**DATA TO USE:**
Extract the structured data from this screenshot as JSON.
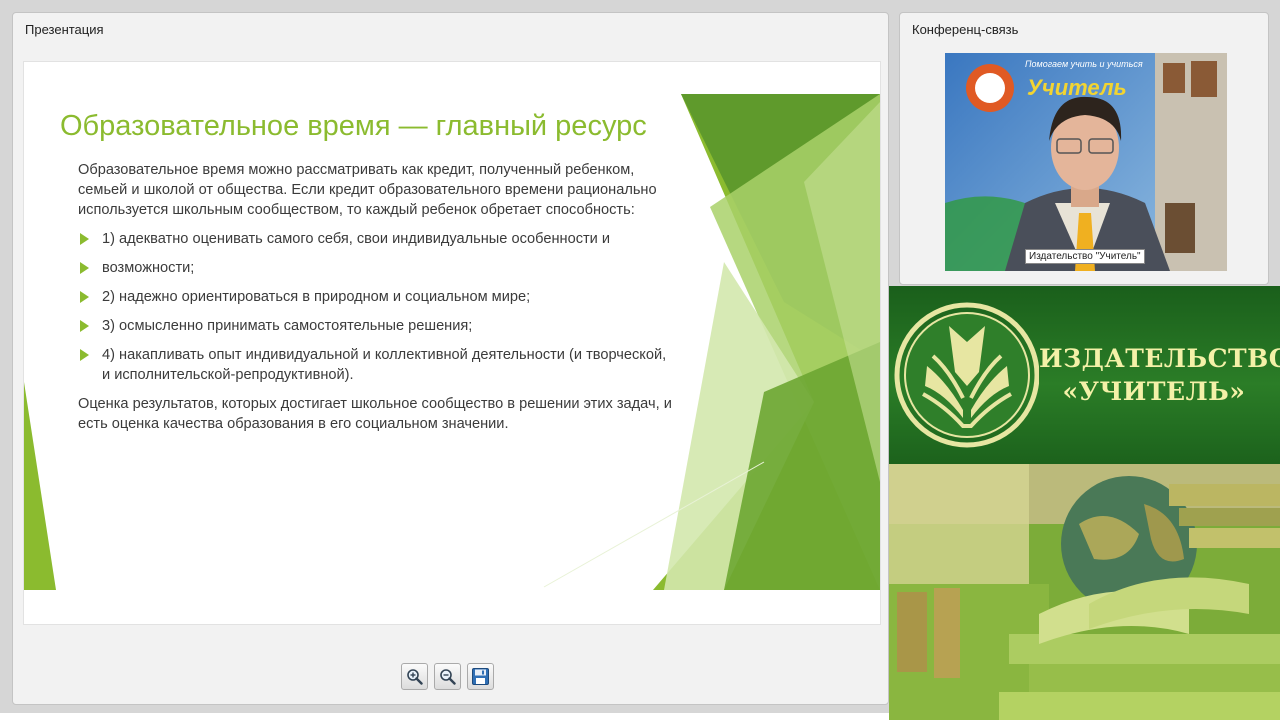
{
  "presentation": {
    "title": "Презентация",
    "slide": {
      "title": "Образовательное время — главный ресурс",
      "intro": "Образовательное время можно рассматривать как кредит, полученный ребенком, семьей и школой от общества. Если кредит образовательного времени рационально используется школьным сообществом, то каждый ребенок обретает способность:",
      "bullets": [
        "1) адекватно оценивать самого себя, свои индивидуальные особенности и",
        "возможности;",
        "2) надежно ориентироваться в природном и социальном мире;",
        "3) осмысленно принимать самостоятельные решения;",
        "4) накапливать опыт индивидуальной и коллективной деятельности (и творческой, и исполнительской-репродуктивной)."
      ],
      "conclusion": "Оценка результатов, которых достигает школьное сообщество в решении этих задач, и есть оценка качества образования в его социальном значении."
    },
    "toolbar": {
      "zoom_in": "zoom-in-icon",
      "zoom_out": "zoom-out-icon",
      "save": "save-icon"
    }
  },
  "conference": {
    "title": "Конференц-связь",
    "video_caption": "Издательство \"Учитель\"",
    "backdrop_text": {
      "top": "Помогаем учить и учиться",
      "brand": "Учитель"
    }
  },
  "publisher": {
    "name_line1": "ИЗДАТЕЛЬСТВО",
    "name_line2": "«УЧИТЕЛЬ»"
  },
  "colors": {
    "accent_green": "#8bbb2f",
    "brand_green": "#1f6a20",
    "brand_text": "#f4f1a8"
  }
}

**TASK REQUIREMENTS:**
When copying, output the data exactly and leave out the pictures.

**RESULT:**
Extract the structured data from this screenshot as JSON.
{
  "presentation": {
    "title": "Презентация",
    "slide": {
      "title": "Образовательное время — главный ресурс",
      "intro": "Образовательное время можно рассматривать как кредит, полученный ребенком, семьей и школой от общества. Если кредит образовательного времени рационально используется школьным сообществом, то каждый ребенок обретает способность:",
      "bullets": [
        "1) адекватно оценивать самого себя, свои индивидуальные особенности и",
        "возможности;",
        "2) надежно ориентироваться в природном и социальном мире;",
        "3) осмысленно принимать самостоятельные решения;",
        "4) накапливать опыт индивидуальной и коллективной деятельности (и творческой, и исполнительской-репродуктивной)."
      ],
      "conclusion": "Оценка результатов, которых достигает школьное сообщество в решении этих задач, и есть оценка качества образования в его социальном значении."
    },
    "toolbar": {
      "zoom_in": "zoom-in-icon",
      "zoom_out": "zoom-out-icon",
      "save": "save-icon"
    }
  },
  "conference": {
    "title": "Конференц-связь",
    "video_caption": "Издательство \"Учитель\"",
    "backdrop_text": {
      "top": "Помогаем учить и учиться",
      "brand": "Учитель"
    }
  },
  "publisher": {
    "name_line1": "ИЗДАТЕЛЬСТВО",
    "name_line2": "«УЧИТЕЛЬ»"
  },
  "colors": {
    "accent_green": "#8bbb2f",
    "brand_green": "#1f6a20",
    "brand_text": "#f4f1a8"
  }
}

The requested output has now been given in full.